#### Data section ####
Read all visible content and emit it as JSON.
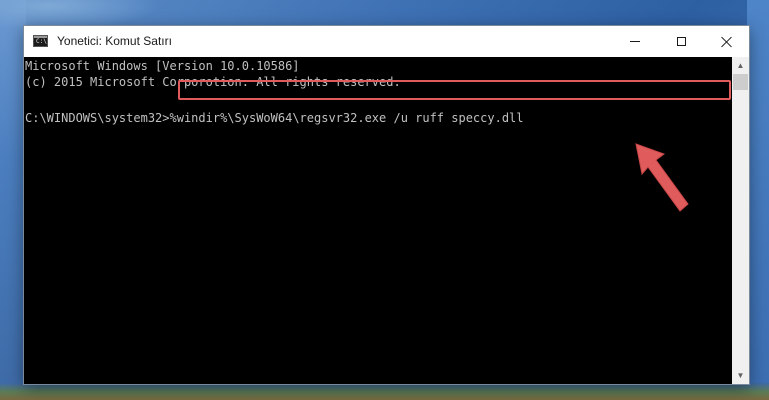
{
  "window": {
    "title": "Yonetici: Komut Satırı",
    "controls": {
      "minimize": "minimize-icon",
      "maximize": "maximize-icon",
      "close": "close-icon"
    }
  },
  "console": {
    "lines": [
      "Microsoft Windows [Version 10.0.10586]",
      "(c) 2015 Microsoft Corporotion. All rights reserved."
    ],
    "prompt": "C:\\WINDOWS\\system32>",
    "command": "%windir%\\SysWoW64\\regsvr32.exe /u ruff speccy.dll"
  },
  "annotation": {
    "highlight_color": "#e05c5c",
    "arrow_color": "#e05c5c",
    "arrow_icon": "pointer-arrow-icon"
  },
  "colors": {
    "console_text": "#c0c0c0",
    "console_bg": "#000000",
    "titlebar_bg": "#ffffff"
  }
}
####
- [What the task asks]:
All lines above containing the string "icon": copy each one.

- [The completed task]:
      "minimize": "minimize-icon",
      "maximize": "maximize-icon",
      "close": "close-icon"
    "arrow_icon": "pointer-arrow-icon"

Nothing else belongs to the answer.